President Joe Biden is re-evaluating the US relationship with Saudi Arabia after OPEC+ announced last week that it would cut oil production, White House national security spokesman John Kirby said on Tuesday.
“I think the president’s been very clear that this is a relationship that we need to continue to re-evaluate, that we need to be willing to revisit,” Kirby said in an interview with CNN. “And certainly in light of the OPEC decision, I think that’s where he is.”
Biden is willing to work with Congress on the future of Saudi relations, Kirby added.
Bob Menendez, the Democratic chairman of the US Senate Foreign Relations Committee, on Monday called for a freeze on cooperating with Saudi Arabia, including on most arms sales, accusing the kingdom of helping to underwrite the Russian war in Ukraine after OPEC+ announced last week that it would cut oil production.
Biden was disappointed in the OPEC+ decision, Kirby said, and “he’s willing to work with Congress to think through what that relationship ought to look like going forward.”
“And I think he’s going to be willing to start to have those conversations right away. I don’t think this is anything that’s going to have to wait or should wait, quite frankly, for much longer,” Kirby added.

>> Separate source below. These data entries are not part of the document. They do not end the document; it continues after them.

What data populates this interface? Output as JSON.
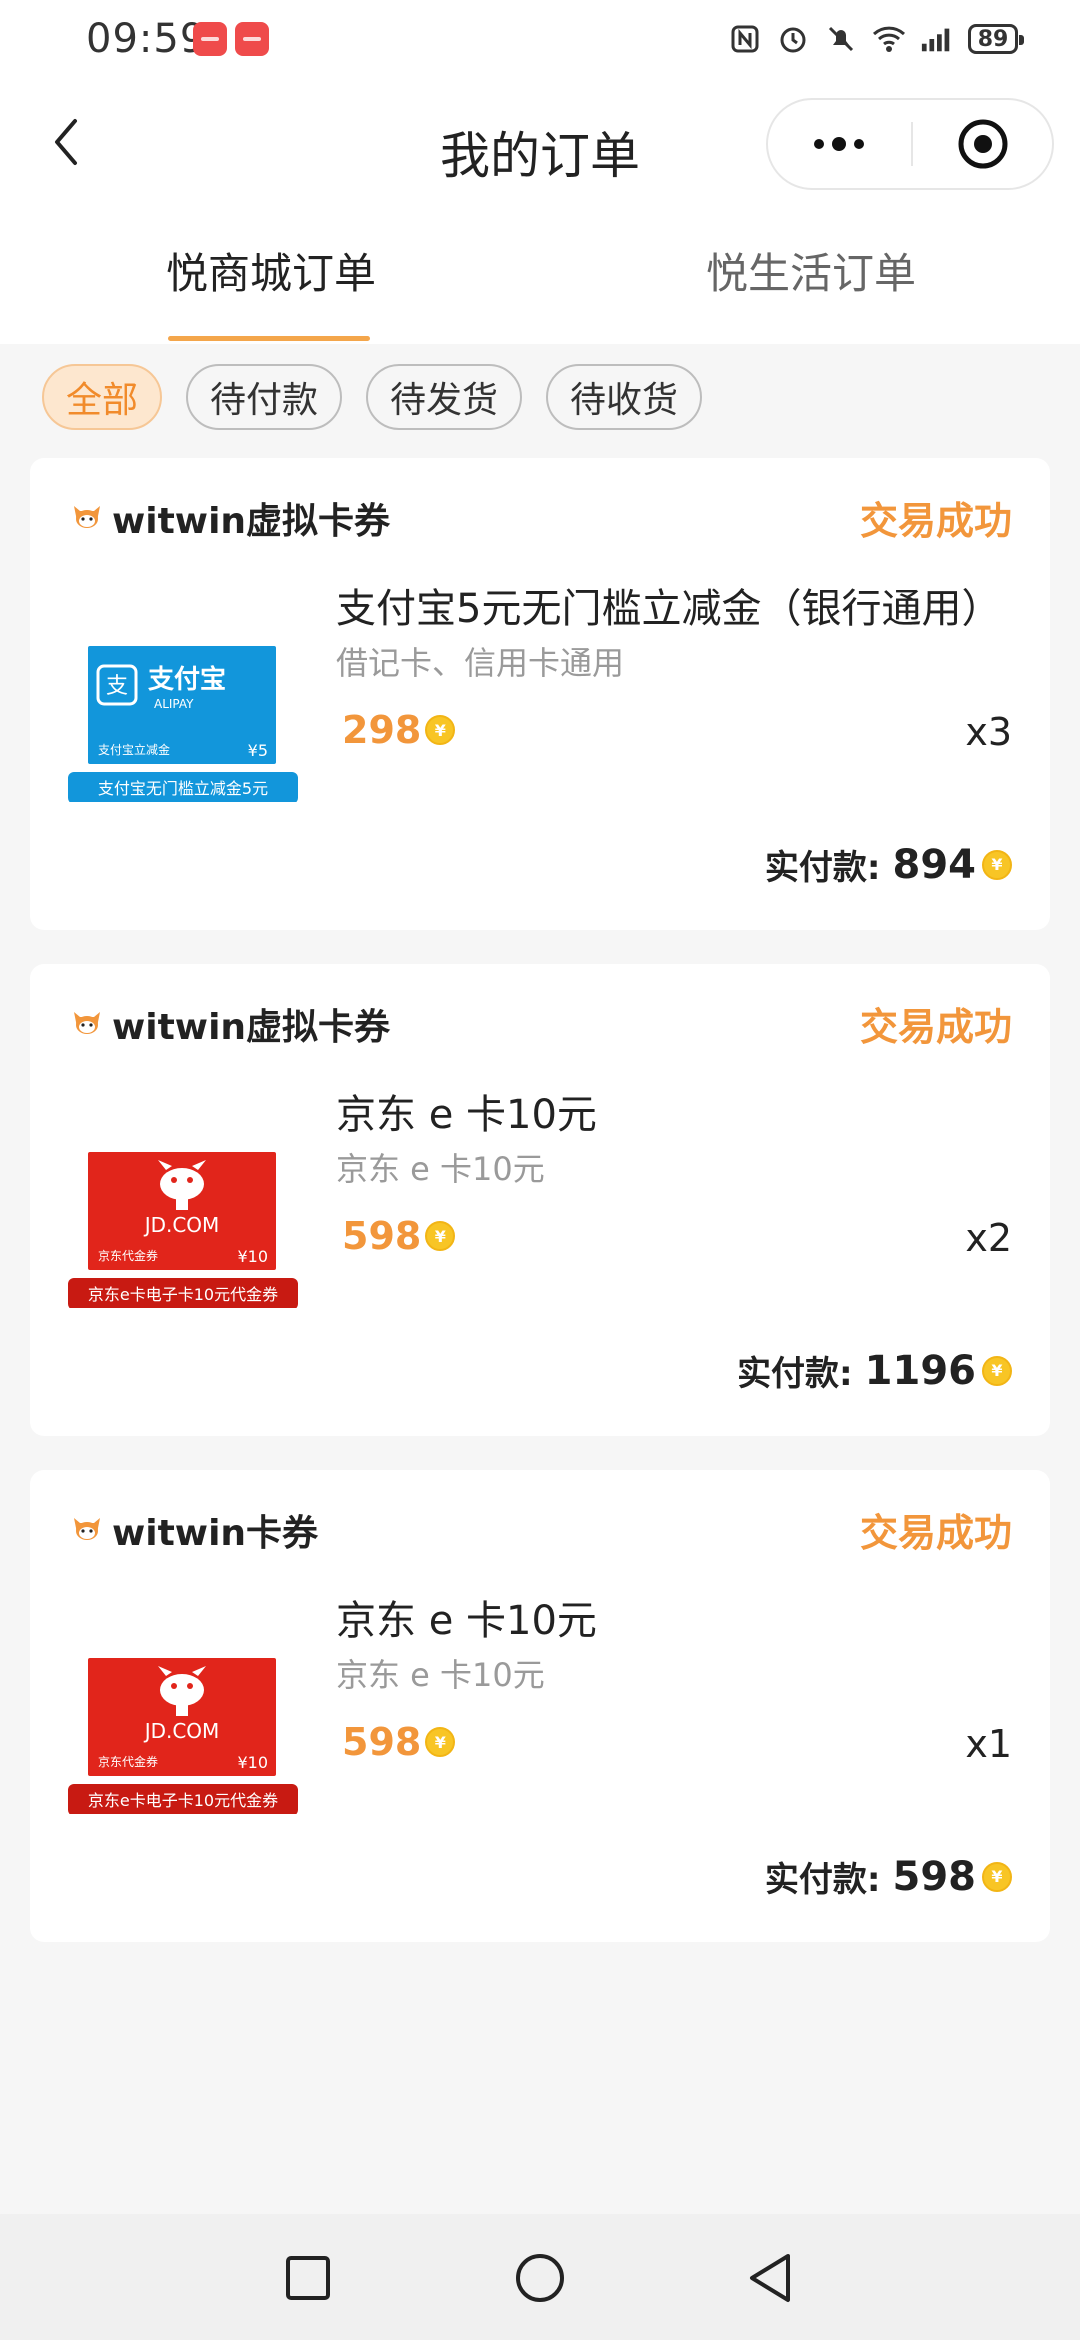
{
  "status_bar": {
    "time": "09:59",
    "battery": "89"
  },
  "header": {
    "title": "我的订单"
  },
  "tabs": [
    {
      "label": "悦商城订单",
      "active": true
    },
    {
      "label": "悦生活订单",
      "active": false
    }
  ],
  "filters": [
    {
      "label": "全部",
      "active": true
    },
    {
      "label": "待付款",
      "active": false
    },
    {
      "label": "待发货",
      "active": false
    },
    {
      "label": "待收货",
      "active": false
    }
  ],
  "orders": [
    {
      "shop": "witwin虚拟卡券",
      "status": "交易成功",
      "image": {
        "type": "alipay",
        "brand": "支付宝",
        "brand_en": "ALIPAY",
        "caption": "支付宝立减金",
        "value": "¥5",
        "ribbon": "支付宝无门槛立减金5元"
      },
      "title": "支付宝5元无门槛立减金（银行通用）",
      "subtitle": "借记卡、信用卡通用",
      "price": "298",
      "qty": "x3",
      "total_label": "实付款:",
      "total": "894"
    },
    {
      "shop": "witwin虚拟卡券",
      "status": "交易成功",
      "image": {
        "type": "jd",
        "brand_en": "JD.COM",
        "caption": "京东代金券",
        "value": "¥10",
        "ribbon": "京东e卡电子卡10元代金券"
      },
      "title": "京东 e 卡10元",
      "subtitle": "京东 e 卡10元",
      "price": "598",
      "qty": "x2",
      "total_label": "实付款:",
      "total": "1196"
    },
    {
      "shop": "witwin卡券",
      "status": "交易成功",
      "image": {
        "type": "jd",
        "brand_en": "JD.COM",
        "caption": "京东代金券",
        "value": "¥10",
        "ribbon": "京东e卡电子卡10元代金券"
      },
      "title": "京东 e 卡10元",
      "subtitle": "京东 e 卡10元",
      "price": "598",
      "qty": "x1",
      "total_label": "实付款:",
      "total": "598"
    }
  ],
  "colors": {
    "accent": "#f2963b",
    "alipay_blue": "#1296db",
    "jd_red": "#e1251b"
  },
  "icons": [
    "back-arrow-icon",
    "more-dots-icon",
    "close-circle-icon",
    "shop-mascot-icon",
    "coin-icon",
    "nav-recents-icon",
    "nav-home-icon",
    "nav-back-icon"
  ]
}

The issue does not only concern the war in Ukraine but it is a matter of US national security interests, Kirby added.
Does it make sense to weaken our ties to Saudi Arabia, to treat it as a “pariah” not because of the killing of Khashoggi, but because the Saudis want to maximize their profits from the sale of oil? Suppose we were to downgrade our ties with Saudi Arabia. What then happens to the $350 billion deal for American weapons that the Saudis signed in 2017? Isn’t it likely that the Crown Prince would cancel that deal, and then do the very thing we fear, which is to go to Russia, or China, or both, for weapons, providing both countries with hundreds of billions of dollars from such sales? And what would be the consequences in Yemen of our withdrawal of support from the Saudis? If the Saudis can no longer count on American support, diplomatic or military, they might then be compelled to yield more territory to the Iran-backed Houthis in that theatre of war. Yemen might be partitioned, with the Houthis controlling part that would then be made available to Iranian military bases, similar to what Iran has had in Syria. These bases would pose a constant threat both to the Saudi oil installations, and to the Israelis, whose ships travel to Asia through the Red Sea, and would pass perilously close to any Iranian outposts in Yemen.
Another effect of Biden’s choosing to downgrade relations with Saudi Arabia would be that the vast infrastructure projects now underway in Saudi Arabia – just one of his planned megacities, NEOM, is estimated to cost upwards of $500 billion, and may go much higher – could be declared off-limits to American companies now hoping to take part in the building bonanza. South Korea, China, Japan, Russia, Germany, France, Italy, the U.K., are the countries whose contractors could most likely replace the Americans. What a colossal loss that would mean for the American economy.
Biden has had his anti-Saudi fit, and now he should relapse into studied silence. Let the cooler heads among his handlers prevail. There’s a lot of money at stake, and the U.S. is in no condition to let already agreed upon weapons sales of $350 billion be canceled by an angry Crown Prince, or to let itself be locked out of a trillion-dollar market for building Saudi infrastructure.
We don’t have to “reevaluate” our relations with Saudi Arabia. It’s a despotism. It’s a nasty place. The Crown Prince is most unpleasant. Its only claim on the world’s attention is its oil, and what its oil revenues can buy. But that, I deeply regret having to admit, is more than enough for us to keep relations with the Saudis on an even keel.